No, what we do is not allow them to use their own smug self-righteous certainties to dictate to everyone else access to healthcare, whom we marry, or how we worship.
Smug and condescending? Pure right-wing projection bullshit, as usual.
Here’s how it is for me:
If there’s an issue I’m concerned about, what’s the point of calling my Congresscritter if I’m the only person calling my Congresscritter, and quite possibly the only person who’s calling any of them, about that issue? (And a lot of the things I’d call or write my Congresscritters about, are things that people aren’t blogging about, at least not anywhere I can see. So that doesn’t help.)
The great thing about the ACA back in early 2010 was that not only did this matter to me, but for once I wouldn’t be the only person calling about this issue that mattered to me. That made all the difference in the world. So I called. And called. And called some more.
But that’s a rarity. I’m willing to put my shoulder to the wheel if I’m not going to be the only one, but there are few times when I know I won’t be the only one. If I had a platform where I could rally support and get other people, even just a few, to call their Congresscritters about the same thing I was calling my Congresscritters about, I’d do that on a regular basis. But I don’t have such a platform, and the people I read who have an audience already aren’t using it that way very often.
Why not? If you’re in a position to lead, and don’t, don’t bitch that nobody’s following.
Because they’re too easy. It’s like all those useless online petitions; it takes no effort to sign/send them, so they give no indication of how much a voter cares about the issue or how likely that issue will motivate their vote. (Also, I’d imagine a good portion of online communications originate from outside the district, and hold absolutely no value for legislators.)
Letters are the gold standard because they show the voter cared enough and got organized enough to write a letter.
Fuck “meditate on that.”
I have mild attention deficit disorder. A smartphone with repeating reminders has been a godsend – there’s a $2 To-Do addon for androids that lets you mark a todo item to repeat forever, every N days or weeks or months. It stays on the list until I mark it off and then gets a new due date. It’s how I remember to buy food for next week’s sack lunches, it’s how I remember to change the air filters and clean the pool filters every three months, it’s how I remember when to file for FAFSA each year and pay bills each month, it’s how I remember to rotate the tires and get the oil changed and balance the checkbook and call my accountant for taxes.
I am right now putting a monthly reminder on my to-do list. Call my representative and my senators. First of every month I’m going to call them, with whatever the current issue is, and be respectful and pleasant and explain why the liberal position is right and the conservative position is wrong.
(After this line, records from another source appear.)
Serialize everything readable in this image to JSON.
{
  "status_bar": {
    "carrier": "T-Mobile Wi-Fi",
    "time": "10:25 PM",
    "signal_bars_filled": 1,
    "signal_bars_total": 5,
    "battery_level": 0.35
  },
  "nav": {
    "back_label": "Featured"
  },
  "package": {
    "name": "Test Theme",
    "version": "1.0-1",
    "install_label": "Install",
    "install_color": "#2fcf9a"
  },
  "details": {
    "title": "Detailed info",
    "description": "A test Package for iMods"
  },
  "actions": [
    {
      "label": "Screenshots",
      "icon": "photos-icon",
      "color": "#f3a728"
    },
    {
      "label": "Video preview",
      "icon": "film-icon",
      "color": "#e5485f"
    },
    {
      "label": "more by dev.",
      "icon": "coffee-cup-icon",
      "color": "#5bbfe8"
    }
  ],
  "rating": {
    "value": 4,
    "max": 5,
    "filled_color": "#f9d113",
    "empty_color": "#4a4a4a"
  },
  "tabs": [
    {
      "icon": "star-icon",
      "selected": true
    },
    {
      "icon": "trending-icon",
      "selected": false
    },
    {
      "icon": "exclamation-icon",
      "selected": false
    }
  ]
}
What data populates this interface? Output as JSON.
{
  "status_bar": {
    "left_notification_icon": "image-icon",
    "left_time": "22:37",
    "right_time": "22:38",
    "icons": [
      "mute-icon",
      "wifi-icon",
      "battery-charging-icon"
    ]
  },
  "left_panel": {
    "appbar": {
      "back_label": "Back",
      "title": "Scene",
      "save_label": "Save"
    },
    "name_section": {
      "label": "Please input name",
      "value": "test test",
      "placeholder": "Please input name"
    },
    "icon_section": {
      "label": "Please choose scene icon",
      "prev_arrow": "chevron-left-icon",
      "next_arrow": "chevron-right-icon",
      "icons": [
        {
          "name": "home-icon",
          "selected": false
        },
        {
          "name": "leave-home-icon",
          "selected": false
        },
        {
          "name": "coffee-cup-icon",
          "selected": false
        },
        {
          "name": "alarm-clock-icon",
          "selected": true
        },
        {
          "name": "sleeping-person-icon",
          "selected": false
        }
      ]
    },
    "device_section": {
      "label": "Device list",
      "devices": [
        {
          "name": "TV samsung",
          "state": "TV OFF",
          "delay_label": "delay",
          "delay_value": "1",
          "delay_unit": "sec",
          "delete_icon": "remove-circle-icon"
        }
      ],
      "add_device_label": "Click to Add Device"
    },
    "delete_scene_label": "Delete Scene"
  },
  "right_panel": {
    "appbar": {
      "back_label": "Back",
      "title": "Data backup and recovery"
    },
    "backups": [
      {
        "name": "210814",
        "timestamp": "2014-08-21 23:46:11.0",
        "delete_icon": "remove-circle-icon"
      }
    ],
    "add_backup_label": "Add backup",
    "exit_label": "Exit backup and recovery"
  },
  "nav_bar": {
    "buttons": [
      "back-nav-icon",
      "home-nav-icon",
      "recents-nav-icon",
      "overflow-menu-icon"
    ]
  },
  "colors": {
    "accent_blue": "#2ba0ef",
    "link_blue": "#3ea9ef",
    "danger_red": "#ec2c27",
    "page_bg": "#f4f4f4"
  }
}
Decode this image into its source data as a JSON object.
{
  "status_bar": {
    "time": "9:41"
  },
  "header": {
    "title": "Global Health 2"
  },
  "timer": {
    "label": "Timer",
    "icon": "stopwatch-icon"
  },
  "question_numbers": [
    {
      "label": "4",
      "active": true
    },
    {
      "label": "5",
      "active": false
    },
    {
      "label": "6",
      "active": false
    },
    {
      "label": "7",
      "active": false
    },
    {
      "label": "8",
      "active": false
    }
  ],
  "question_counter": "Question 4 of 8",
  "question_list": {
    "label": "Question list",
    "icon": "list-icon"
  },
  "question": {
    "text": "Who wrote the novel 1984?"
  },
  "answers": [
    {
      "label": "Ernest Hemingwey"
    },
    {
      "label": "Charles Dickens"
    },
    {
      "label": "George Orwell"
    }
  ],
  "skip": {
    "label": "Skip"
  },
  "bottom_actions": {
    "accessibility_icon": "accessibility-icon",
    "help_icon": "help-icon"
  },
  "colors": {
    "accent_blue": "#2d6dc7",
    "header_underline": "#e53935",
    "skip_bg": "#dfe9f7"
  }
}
It will encourage Boxer, it will cheer Feinstein’s successor, and it will utterly baffle McClintock.
You do this too. Fuck meditating. Do something.
Unknown known (formerly known as Ecks, former formerly completely unknown)
There was a psych study a while back about the effect The (Stewart era) Daily Show had on liberals – it turned out, it wasn’t to motivate them into action, it was to make them even more cynical and disengaged… and so less likely to vote, let alone write letters.
No One You Know
@Citizen_X: because they require effort, are not ephemeral, and actually have formal courteous structures that are commonly missing from meet media.
Paul in KY
@Adam L Silverman: Glad you had a fine Passover!
Paul in KY
@efgoldman: My rep is Andy Barr & he’s a complete craptard.